Gail (Mary Elizabeth Winstead) and Rob (Topher Grace), a couple moving into their new apartment, discover an ancient civilization living in their freezer. Over the course of the day, the pair witness the development of the civilization from medieval times to corporeal transcendence as the people live out their lives in accelerated time.

It all starts with Rob discovering a small, frozen woolly mammoth in an ice cube and then unearthing the civilization behind a wall of ice. They start out in the middle-ages, featuring clever details like the advancement of mining from a mountain of frozen peas.

Gail comments that this makes no sense, that this is clearly a medieval city but that woolly mammoth died out in the Neolithic period — because that’s obviously the only part of this scenario that doesn’t make sense.

They look away for ten minutes to bury the woolly mamouth and when they look again they have advanced to the industrial revolution. Rob wonders if they are their gods, but really they’re just wondering who the douchebags are who look at them all day.

When they advance to the present they put in a Starbucks and Rob comments that they really are everywhere. Not long later a nuclear war breaks out, giving Rob a nasty sunburn. Disappointed and sad, Rob and Gail decide to order pizza and hope for the best.

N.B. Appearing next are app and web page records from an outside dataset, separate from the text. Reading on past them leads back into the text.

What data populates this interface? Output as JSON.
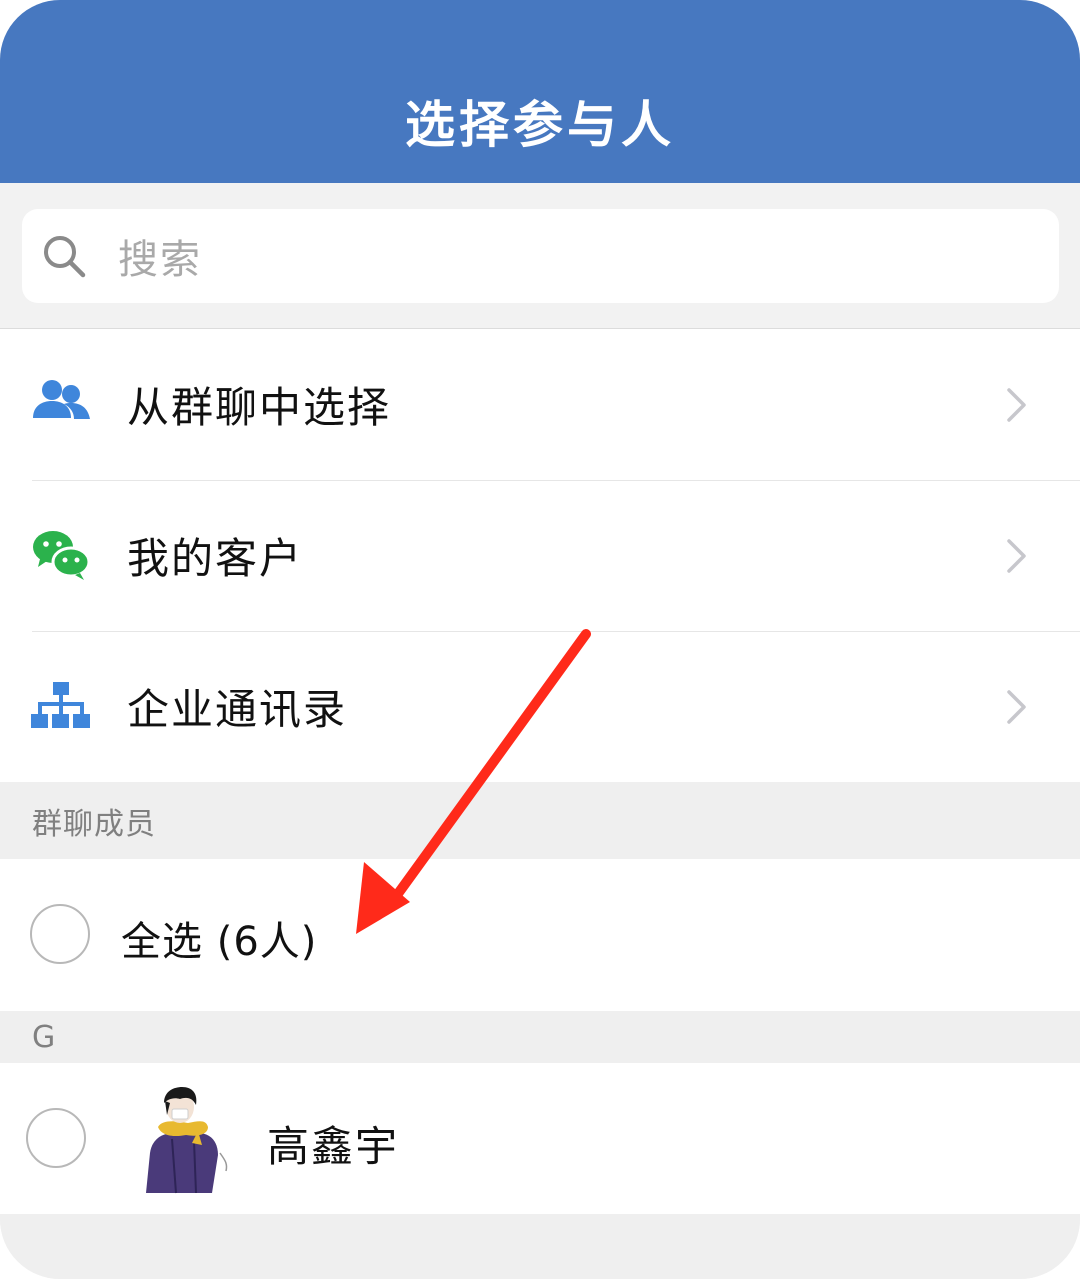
{
  "header": {
    "title": "选择参与人"
  },
  "search": {
    "placeholder": "搜索"
  },
  "menu": {
    "items": [
      {
        "label": "从群聊中选择",
        "icon": "group-chat-icon"
      },
      {
        "label": "我的客户",
        "icon": "wechat-icon"
      },
      {
        "label": "企业通讯录",
        "icon": "org-chart-icon"
      }
    ]
  },
  "sections": {
    "group_members": "群聊成员",
    "letter_g": "G"
  },
  "select_all": {
    "label": "全选 (6人)"
  },
  "members": [
    {
      "name": "高鑫宇",
      "avatar": "avatar-image"
    }
  ],
  "colors": {
    "header_bg": "#4778c0",
    "icon_blue": "#3f86db",
    "icon_green": "#2bb24c",
    "annotation_red": "#ff2a1a"
  }
}
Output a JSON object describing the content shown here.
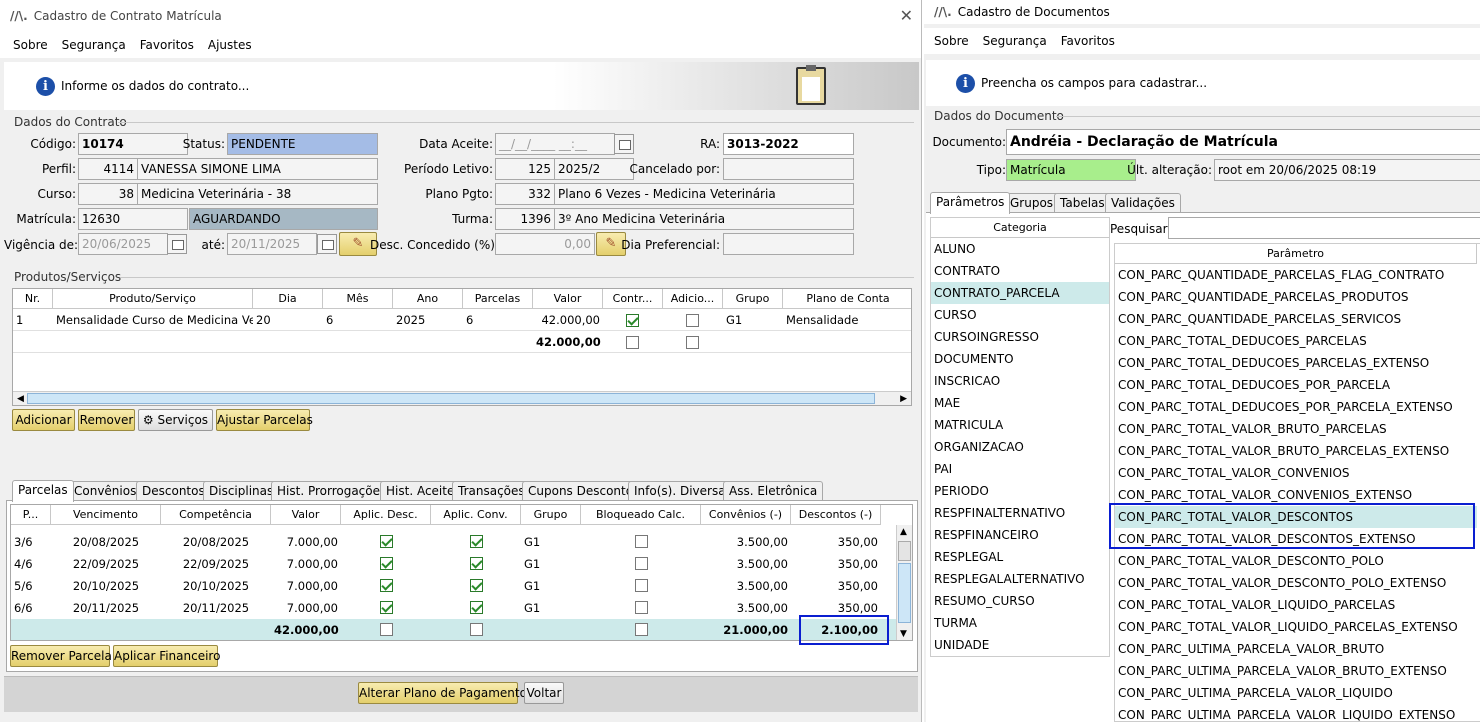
{
  "left": {
    "title": "Cadastro de Contrato Matrícula",
    "logo": "//\\.",
    "menu": [
      "Sobre",
      "Segurança",
      "Favoritos",
      "Ajustes"
    ],
    "info": "Informe os dados do contrato...",
    "section_contract": "Dados do Contrato",
    "labels": {
      "codigo": "Código:",
      "status": "Status:",
      "data_aceite": "Data Aceite:",
      "ra": "RA:",
      "perfil": "Perfil:",
      "periodo": "Período Letivo:",
      "cancelado": "Cancelado por:",
      "curso": "Curso:",
      "plano": "Plano Pgto:",
      "matricula": "Matrícula:",
      "turma": "Turma:",
      "vigencia": "Vigência de:",
      "ate": "até:",
      "desc_concedido": "Desc. Concedido (%):",
      "dia_pref": "Dia Preferencial:"
    },
    "fields": {
      "codigo": "10174",
      "status": "PENDENTE",
      "data_aceite": "__/__/____ __:__",
      "ra": "3013-2022",
      "perfil_id": "4114",
      "perfil_nome": "VANESSA SIMONE LIMA",
      "periodo_id": "125",
      "periodo_nome": "2025/2",
      "cancelado": "",
      "curso_id": "38",
      "curso_nome": "Medicina Veterinária - 38",
      "plano_id": "332",
      "plano_nome": "Plano 6 Vezes - Medicina Veterinária",
      "matricula_id": "12630",
      "matricula_status": "AGUARDANDO",
      "turma_id": "1396",
      "turma_nome": "3º Ano Medicina Veterinária",
      "vigencia_de": "20/06/2025",
      "vigencia_ate": "20/11/2025",
      "desc_concedido": "0,00",
      "dia_pref": ""
    },
    "section_products": "Produtos/Serviços",
    "products": {
      "headers": [
        "Nr.",
        "Produto/Serviço",
        "Dia",
        "Mês",
        "Ano",
        "Parcelas",
        "Valor",
        "Contr...",
        "Adicio...",
        "Grupo",
        "Plano de Conta"
      ],
      "rows": [
        {
          "nr": "1",
          "produto": "Mensalidade Curso de Medicina Ve...",
          "dia": "20",
          "mes": "6",
          "ano": "2025",
          "parcelas": "6",
          "valor": "42.000,00",
          "contr": true,
          "adic": false,
          "grupo": "G1",
          "plano": "Mensalidade"
        }
      ],
      "total_valor": "42.000,00"
    },
    "product_buttons": [
      "Adicionar",
      "Remover",
      "Serviços",
      "Ajustar Parcelas"
    ],
    "tabs": [
      "Parcelas",
      "Convênios",
      "Descontos",
      "Disciplinas",
      "Hist. Prorrogações",
      "Hist. Aceite",
      "Transações",
      "Cupons Desconto",
      "Info(s). Diversas",
      "Ass. Eletrônica"
    ],
    "parcelas": {
      "headers": [
        "P...",
        "Vencimento",
        "Competência",
        "Valor",
        "Aplic. Desc.",
        "Aplic. Conv.",
        "Grupo",
        "Bloqueado Calc.",
        "Convênios (-)",
        "Descontos (-)"
      ],
      "rows": [
        {
          "p": "3/6",
          "venc": "20/08/2025",
          "comp": "20/08/2025",
          "valor": "7.000,00",
          "desc": true,
          "conv": true,
          "grupo": "G1",
          "bloq": false,
          "convenios": "3.500,00",
          "descontos": "350,00"
        },
        {
          "p": "4/6",
          "venc": "22/09/2025",
          "comp": "22/09/2025",
          "valor": "7.000,00",
          "desc": true,
          "conv": true,
          "grupo": "G1",
          "bloq": false,
          "convenios": "3.500,00",
          "descontos": "350,00"
        },
        {
          "p": "5/6",
          "venc": "20/10/2025",
          "comp": "20/10/2025",
          "valor": "7.000,00",
          "desc": true,
          "conv": true,
          "grupo": "G1",
          "bloq": false,
          "convenios": "3.500,00",
          "descontos": "350,00"
        },
        {
          "p": "6/6",
          "venc": "20/11/2025",
          "comp": "20/11/2025",
          "valor": "7.000,00",
          "desc": true,
          "conv": true,
          "grupo": "G1",
          "bloq": false,
          "convenios": "3.500,00",
          "descontos": "350,00"
        }
      ],
      "total_valor": "42.000,00",
      "total_convenios": "21.000,00",
      "total_descontos": "2.100,00"
    },
    "parcela_buttons": [
      "Remover Parcela",
      "Aplicar Financeiro"
    ],
    "footer_buttons": [
      "Alterar Plano de Pagamento",
      "Voltar"
    ]
  },
  "right": {
    "title": "Cadastro de Documentos",
    "logo": "//\\.",
    "menu": [
      "Sobre",
      "Segurança",
      "Favoritos"
    ],
    "info": "Preencha os campos para cadastrar...",
    "section_doc": "Dados do Documento",
    "doc_label": "Documento:",
    "doc_value": "Andréia - Declaração de Matrícula",
    "tipo_label": "Tipo:",
    "tipo_value": "Matrícula",
    "ult_label": "Últ. alteração:",
    "ult_value": "root em 20/06/2025 08:19",
    "tabs": [
      "Parâmetros",
      "Grupos",
      "Tabelas",
      "Validações"
    ],
    "categoria_header": "Categoria",
    "categorias": [
      "ALUNO",
      "CONTRATO",
      "CONTRATO_PARCELA",
      "CURSO",
      "CURSOINGRESSO",
      "DOCUMENTO",
      "INSCRICAO",
      "MAE",
      "MATRICULA",
      "ORGANIZACAO",
      "PAI",
      "PERIODO",
      "RESPFINALTERNATIVO",
      "RESPFINANCEIRO",
      "RESPLEGAL",
      "RESPLEGALALTERNATIVO",
      "RESUMO_CURSO",
      "TURMA",
      "UNIDADE"
    ],
    "selected_categoria": "CONTRATO_PARCELA",
    "search_label": "Pesquisar:",
    "parametro_header": "Parâmetro",
    "parametros": [
      "CON_PARC_QUANTIDADE_PARCELAS_FLAG_CONTRATO",
      "CON_PARC_QUANTIDADE_PARCELAS_PRODUTOS",
      "CON_PARC_QUANTIDADE_PARCELAS_SERVICOS",
      "CON_PARC_TOTAL_DEDUCOES_PARCELAS",
      "CON_PARC_TOTAL_DEDUCOES_PARCELAS_EXTENSO",
      "CON_PARC_TOTAL_DEDUCOES_POR_PARCELA",
      "CON_PARC_TOTAL_DEDUCOES_POR_PARCELA_EXTENSO",
      "CON_PARC_TOTAL_VALOR_BRUTO_PARCELAS",
      "CON_PARC_TOTAL_VALOR_BRUTO_PARCELAS_EXTENSO",
      "CON_PARC_TOTAL_VALOR_CONVENIOS",
      "CON_PARC_TOTAL_VALOR_CONVENIOS_EXTENSO",
      "CON_PARC_TOTAL_VALOR_DESCONTOS",
      "CON_PARC_TOTAL_VALOR_DESCONTOS_EXTENSO",
      "CON_PARC_TOTAL_VALOR_DESCONTO_POLO",
      "CON_PARC_TOTAL_VALOR_DESCONTO_POLO_EXTENSO",
      "CON_PARC_TOTAL_VALOR_LIQUIDO_PARCELAS",
      "CON_PARC_TOTAL_VALOR_LIQUIDO_PARCELAS_EXTENSO",
      "CON_PARC_ULTIMA_PARCELA_VALOR_BRUTO",
      "CON_PARC_ULTIMA_PARCELA_VALOR_BRUTO_EXTENSO",
      "CON_PARC_ULTIMA_PARCELA_VALOR_LIQUIDO",
      "CON_PARC_ULTIMA_PARCELA_VALOR_LIQUIDO_EXTENSO"
    ],
    "selected_parametro": "CON_PARC_TOTAL_VALOR_DESCONTOS"
  },
  "colors": {
    "status_blue": "#a4bce6",
    "status_gray": "#a6b8c4",
    "tipo_green": "#a8ee8c",
    "selection": "#cdeaea",
    "highlight": "#0a1ed0",
    "info_blue": "#1c4fa8"
  }
}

When they look again, they’ve advanced to the distant future. They made it through their nuclear winter and moved into the space age. They build a wonderous, shining city that looks like Oz without all the green, complete with flying cars.

As Rob and Gail watch, the civilization advances beyond their corporeal forms and escape the confines of the fridge, flying around the kitchen and disbursing into the air. When they look again the next morning, the timeline has started over as primitive monkeys are hunted by T-rexes.

It was cool to watch a microcosm of what our own civilization has been through and what it is potentially capable of. It’s probably inevitable that we face some kind of nuclear war — if climate change doesn’t get us first — but it’s nice to think there is hope for humanity beyond our own folly. If we don’t all die out first, there’s no telling what wonders and technological marvels are in our future.